The press has been making much of 29 binders and 2,400 pages of jottings found among the relics of baseball great Joe DiMaggio. According to Clyde Haberman in the New York Times (July 17), no one who reads those jottings will be “stumbling upon Proustian insights.” For one thing, DiMaggio was “notoriously—how to put it kindly?—frugal,” and recorded every taxi fare and tip.
DiMaggio’s teammate Whitey Ford stared at the pile of binders when he saw them. “I didn’t know this stuff existed. . . . He was a very, very private man. I don’t know if Joe would be too tickled about this.”
A typical day: “Monday, December 12, 1983. Up at 7 a.m. Had breakfast in coffee shop at 8 a.m.” He wrote these entries on hotel stationery, bread wrappers or whatever was at hand.
Reading about DiMaggio’s musings sent me back to some little red diary-appointment books that were badges of Lutheran clerical office a half-century ago. They were unearthed not for purposes of auction, but because I packed and unpacked them during a recent move.
My financial notations were as numerous as DiMaggio’s. I also wrote down quotations that I found important enough to use throughout the year. There were some practical items, such as:
1956, April 6: “Evening with Harold Fey.” Fey (pronounced “Fie”) signed me on to a half-century of life with the Century.
1956: “Accept me Lord into Thy School / And graduate me as Thy fool.” I don’t know who wrote that, but I am doing postdoc work now on that project.
While I was writing a dissertation on “infidelity”—free thought in American religion—I entered this from (presumably Edmund) Burke: “Nothing is so fatal to religion as indifference, which is, at least, half infidelity.” That’s still a useful line in the face of “the new atheism,” which is not the threat to religion that indifference poses.
Exactly 50 years ago I was a judge at two church architecture conferences and scribbled: “He leadeth me, O blessed thought, To air-conditioned chapels fraught / with cushioned pews, where I may see / The minister on closed TV.”
A prayer by my dissertation adviser and friend Sidney E. Mead became my mantra for 35 years of teaching: “God give me the courage to flunk my best friend tomorrow if necessary—and courage sincerely to weep with him afterward—and the ability to communicate to him why it was necessary so that he may become a constructive participant in the action.”
In 1958 my DiMaggio-like note showed that in this year when I was helping charter a new church, I earned $375 a month, but the Century raised my salary from $97.75 to $146.62 a month.
I reached back to 1954, the year I entered graduate school.

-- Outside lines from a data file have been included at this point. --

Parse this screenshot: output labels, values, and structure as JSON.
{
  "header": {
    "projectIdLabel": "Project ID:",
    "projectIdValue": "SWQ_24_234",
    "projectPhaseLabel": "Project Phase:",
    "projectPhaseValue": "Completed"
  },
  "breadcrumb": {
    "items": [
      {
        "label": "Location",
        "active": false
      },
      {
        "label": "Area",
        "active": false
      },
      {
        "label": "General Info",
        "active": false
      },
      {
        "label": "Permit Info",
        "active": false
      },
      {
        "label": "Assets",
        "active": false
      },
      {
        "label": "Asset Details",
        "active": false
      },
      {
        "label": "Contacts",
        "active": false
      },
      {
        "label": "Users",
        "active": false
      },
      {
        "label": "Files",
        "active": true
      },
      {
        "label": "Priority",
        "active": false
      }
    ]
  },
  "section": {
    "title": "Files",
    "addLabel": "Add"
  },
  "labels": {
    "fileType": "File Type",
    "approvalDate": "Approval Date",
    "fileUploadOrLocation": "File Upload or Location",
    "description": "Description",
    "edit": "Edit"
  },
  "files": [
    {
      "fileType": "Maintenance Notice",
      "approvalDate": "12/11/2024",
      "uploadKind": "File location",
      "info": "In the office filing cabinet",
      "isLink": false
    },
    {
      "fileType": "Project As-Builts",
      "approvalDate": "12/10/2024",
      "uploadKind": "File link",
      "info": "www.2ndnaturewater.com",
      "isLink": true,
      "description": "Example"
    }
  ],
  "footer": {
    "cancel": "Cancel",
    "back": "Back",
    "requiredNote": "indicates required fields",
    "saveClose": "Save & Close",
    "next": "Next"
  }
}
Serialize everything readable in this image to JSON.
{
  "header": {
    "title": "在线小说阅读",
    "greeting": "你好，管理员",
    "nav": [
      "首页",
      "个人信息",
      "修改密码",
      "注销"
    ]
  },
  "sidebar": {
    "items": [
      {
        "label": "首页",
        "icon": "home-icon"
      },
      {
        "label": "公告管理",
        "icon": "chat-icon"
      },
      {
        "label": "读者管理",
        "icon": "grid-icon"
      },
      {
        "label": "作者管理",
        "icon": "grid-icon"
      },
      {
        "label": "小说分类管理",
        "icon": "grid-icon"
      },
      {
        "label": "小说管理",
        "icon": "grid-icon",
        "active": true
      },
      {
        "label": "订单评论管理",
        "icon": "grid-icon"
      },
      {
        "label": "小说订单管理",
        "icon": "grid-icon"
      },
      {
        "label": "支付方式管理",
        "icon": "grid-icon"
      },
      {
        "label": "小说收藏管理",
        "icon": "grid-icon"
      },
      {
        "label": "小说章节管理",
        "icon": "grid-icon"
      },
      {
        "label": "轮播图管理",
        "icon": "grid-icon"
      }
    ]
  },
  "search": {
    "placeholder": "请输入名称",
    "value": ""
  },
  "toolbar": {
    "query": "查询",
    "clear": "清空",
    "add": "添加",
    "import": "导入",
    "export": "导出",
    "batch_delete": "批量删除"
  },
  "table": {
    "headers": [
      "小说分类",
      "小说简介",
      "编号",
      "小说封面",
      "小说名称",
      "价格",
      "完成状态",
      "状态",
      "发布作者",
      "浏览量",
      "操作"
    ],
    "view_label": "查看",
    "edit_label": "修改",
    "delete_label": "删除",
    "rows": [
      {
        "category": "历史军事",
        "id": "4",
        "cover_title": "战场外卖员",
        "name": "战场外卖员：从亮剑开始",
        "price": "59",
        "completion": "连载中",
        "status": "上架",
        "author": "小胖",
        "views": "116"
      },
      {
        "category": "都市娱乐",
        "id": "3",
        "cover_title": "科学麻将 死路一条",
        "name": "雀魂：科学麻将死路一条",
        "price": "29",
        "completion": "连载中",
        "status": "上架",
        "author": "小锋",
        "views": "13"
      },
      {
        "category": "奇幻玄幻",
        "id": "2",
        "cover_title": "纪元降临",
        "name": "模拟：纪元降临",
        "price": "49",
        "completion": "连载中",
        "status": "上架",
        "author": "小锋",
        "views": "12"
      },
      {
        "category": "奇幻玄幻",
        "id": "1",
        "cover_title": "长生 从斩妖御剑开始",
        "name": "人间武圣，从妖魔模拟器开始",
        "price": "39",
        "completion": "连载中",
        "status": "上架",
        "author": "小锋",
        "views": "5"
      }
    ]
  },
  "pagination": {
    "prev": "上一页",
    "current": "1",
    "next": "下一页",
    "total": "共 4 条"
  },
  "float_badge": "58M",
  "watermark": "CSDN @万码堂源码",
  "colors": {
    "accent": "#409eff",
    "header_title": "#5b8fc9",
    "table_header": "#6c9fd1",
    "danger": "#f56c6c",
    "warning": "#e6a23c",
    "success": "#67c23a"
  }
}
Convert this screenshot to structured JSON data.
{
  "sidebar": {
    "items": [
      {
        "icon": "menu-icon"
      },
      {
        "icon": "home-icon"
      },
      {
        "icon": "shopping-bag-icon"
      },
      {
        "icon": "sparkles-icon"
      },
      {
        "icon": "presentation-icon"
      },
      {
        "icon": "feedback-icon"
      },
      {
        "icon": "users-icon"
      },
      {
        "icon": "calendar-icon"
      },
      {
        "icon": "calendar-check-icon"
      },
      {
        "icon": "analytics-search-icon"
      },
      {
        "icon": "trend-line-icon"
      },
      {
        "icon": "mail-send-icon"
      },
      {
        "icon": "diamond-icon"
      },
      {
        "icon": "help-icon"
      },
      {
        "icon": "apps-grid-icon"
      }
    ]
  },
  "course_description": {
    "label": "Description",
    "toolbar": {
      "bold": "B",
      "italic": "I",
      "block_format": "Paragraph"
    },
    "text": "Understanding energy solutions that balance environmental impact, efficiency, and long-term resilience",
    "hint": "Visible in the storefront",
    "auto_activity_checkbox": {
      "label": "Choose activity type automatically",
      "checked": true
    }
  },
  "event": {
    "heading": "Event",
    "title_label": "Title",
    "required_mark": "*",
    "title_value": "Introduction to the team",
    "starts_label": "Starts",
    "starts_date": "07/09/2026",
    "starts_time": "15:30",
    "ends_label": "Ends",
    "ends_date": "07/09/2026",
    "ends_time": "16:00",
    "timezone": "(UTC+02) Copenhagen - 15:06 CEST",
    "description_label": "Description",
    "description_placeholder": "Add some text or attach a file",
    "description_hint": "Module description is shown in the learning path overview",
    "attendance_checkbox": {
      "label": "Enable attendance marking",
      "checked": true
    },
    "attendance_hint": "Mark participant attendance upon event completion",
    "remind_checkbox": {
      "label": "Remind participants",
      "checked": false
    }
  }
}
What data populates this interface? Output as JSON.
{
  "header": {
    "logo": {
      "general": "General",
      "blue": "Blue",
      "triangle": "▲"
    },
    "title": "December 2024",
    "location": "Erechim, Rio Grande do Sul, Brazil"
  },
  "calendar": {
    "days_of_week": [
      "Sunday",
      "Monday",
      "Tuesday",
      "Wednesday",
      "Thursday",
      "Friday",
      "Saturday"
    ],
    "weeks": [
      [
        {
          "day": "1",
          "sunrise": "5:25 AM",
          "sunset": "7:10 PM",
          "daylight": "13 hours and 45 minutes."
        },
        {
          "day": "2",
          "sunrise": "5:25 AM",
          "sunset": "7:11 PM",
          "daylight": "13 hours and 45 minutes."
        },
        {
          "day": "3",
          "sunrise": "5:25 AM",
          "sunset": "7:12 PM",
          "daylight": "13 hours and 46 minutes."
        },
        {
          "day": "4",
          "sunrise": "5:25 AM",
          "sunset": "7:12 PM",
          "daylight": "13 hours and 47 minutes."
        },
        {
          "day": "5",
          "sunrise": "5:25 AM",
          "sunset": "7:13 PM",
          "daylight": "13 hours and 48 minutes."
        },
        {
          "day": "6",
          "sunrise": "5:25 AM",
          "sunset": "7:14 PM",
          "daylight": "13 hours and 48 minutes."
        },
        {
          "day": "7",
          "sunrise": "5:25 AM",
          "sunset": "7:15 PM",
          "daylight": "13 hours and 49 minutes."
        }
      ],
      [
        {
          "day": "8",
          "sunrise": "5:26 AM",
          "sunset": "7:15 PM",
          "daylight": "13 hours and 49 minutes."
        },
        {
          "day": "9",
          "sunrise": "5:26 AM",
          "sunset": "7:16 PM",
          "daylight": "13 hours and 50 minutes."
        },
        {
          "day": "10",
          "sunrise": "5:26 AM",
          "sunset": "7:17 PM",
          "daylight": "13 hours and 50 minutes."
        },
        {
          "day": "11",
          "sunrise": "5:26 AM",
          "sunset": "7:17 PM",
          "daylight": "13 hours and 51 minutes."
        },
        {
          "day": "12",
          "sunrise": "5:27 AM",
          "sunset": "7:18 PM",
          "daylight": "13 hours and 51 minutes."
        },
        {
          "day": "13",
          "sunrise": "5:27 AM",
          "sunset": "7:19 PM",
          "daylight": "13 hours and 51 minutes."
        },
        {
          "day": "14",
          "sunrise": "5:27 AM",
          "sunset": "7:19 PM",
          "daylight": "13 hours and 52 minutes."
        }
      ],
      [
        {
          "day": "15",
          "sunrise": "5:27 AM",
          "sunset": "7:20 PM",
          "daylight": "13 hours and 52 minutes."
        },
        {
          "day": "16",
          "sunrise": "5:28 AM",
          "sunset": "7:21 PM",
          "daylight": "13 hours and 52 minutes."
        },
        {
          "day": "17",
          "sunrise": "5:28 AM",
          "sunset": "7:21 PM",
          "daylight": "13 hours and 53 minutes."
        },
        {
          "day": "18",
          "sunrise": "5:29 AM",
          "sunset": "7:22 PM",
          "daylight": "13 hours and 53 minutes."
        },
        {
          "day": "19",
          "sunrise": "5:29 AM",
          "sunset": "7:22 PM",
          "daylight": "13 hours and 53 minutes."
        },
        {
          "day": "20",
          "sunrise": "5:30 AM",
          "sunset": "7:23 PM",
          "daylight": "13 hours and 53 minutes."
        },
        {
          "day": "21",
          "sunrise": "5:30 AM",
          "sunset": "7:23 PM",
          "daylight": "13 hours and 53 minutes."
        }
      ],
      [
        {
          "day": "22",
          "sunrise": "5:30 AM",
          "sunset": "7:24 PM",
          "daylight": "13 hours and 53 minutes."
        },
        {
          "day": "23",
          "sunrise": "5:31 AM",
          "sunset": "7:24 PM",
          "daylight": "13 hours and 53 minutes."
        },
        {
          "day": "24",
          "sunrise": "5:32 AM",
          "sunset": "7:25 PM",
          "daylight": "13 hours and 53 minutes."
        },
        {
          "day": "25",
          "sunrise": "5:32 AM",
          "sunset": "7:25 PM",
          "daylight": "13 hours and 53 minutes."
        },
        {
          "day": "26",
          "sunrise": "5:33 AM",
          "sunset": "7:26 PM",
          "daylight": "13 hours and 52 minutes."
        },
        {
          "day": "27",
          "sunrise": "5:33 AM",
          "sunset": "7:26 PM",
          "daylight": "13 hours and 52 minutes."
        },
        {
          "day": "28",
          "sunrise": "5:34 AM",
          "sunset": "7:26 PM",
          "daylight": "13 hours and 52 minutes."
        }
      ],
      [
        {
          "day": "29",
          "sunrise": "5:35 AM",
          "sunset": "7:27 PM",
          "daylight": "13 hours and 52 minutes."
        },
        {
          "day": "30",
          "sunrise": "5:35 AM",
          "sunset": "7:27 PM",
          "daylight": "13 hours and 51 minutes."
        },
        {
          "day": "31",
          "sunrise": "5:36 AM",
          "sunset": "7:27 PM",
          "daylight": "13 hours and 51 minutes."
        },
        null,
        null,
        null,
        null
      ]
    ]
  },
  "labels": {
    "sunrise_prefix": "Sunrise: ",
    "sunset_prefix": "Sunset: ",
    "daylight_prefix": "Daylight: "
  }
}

Two years into marriage I entered lines from a George Eliot poem, which were applicable to my life and relationship at the time: “She had a pensive beauty, yet not sad; / Rather, like minor cadences that glad / the hearts of little birds amid spring boughs.”
Other entries show another side, a blessed rage for order. In 1953, while my mentor Jerry Brauer was having me read the Puritans, I inscribed this from Puritan preacher Richard Sibbes: “If you would see disorder, go to hell. Surely disordered places and companies are rather hells than anything else, nay, in some respects worse; for there is a kind of order even among the devils themselves.”
Scrupulous and ordered Joe DiMaggio would have approved.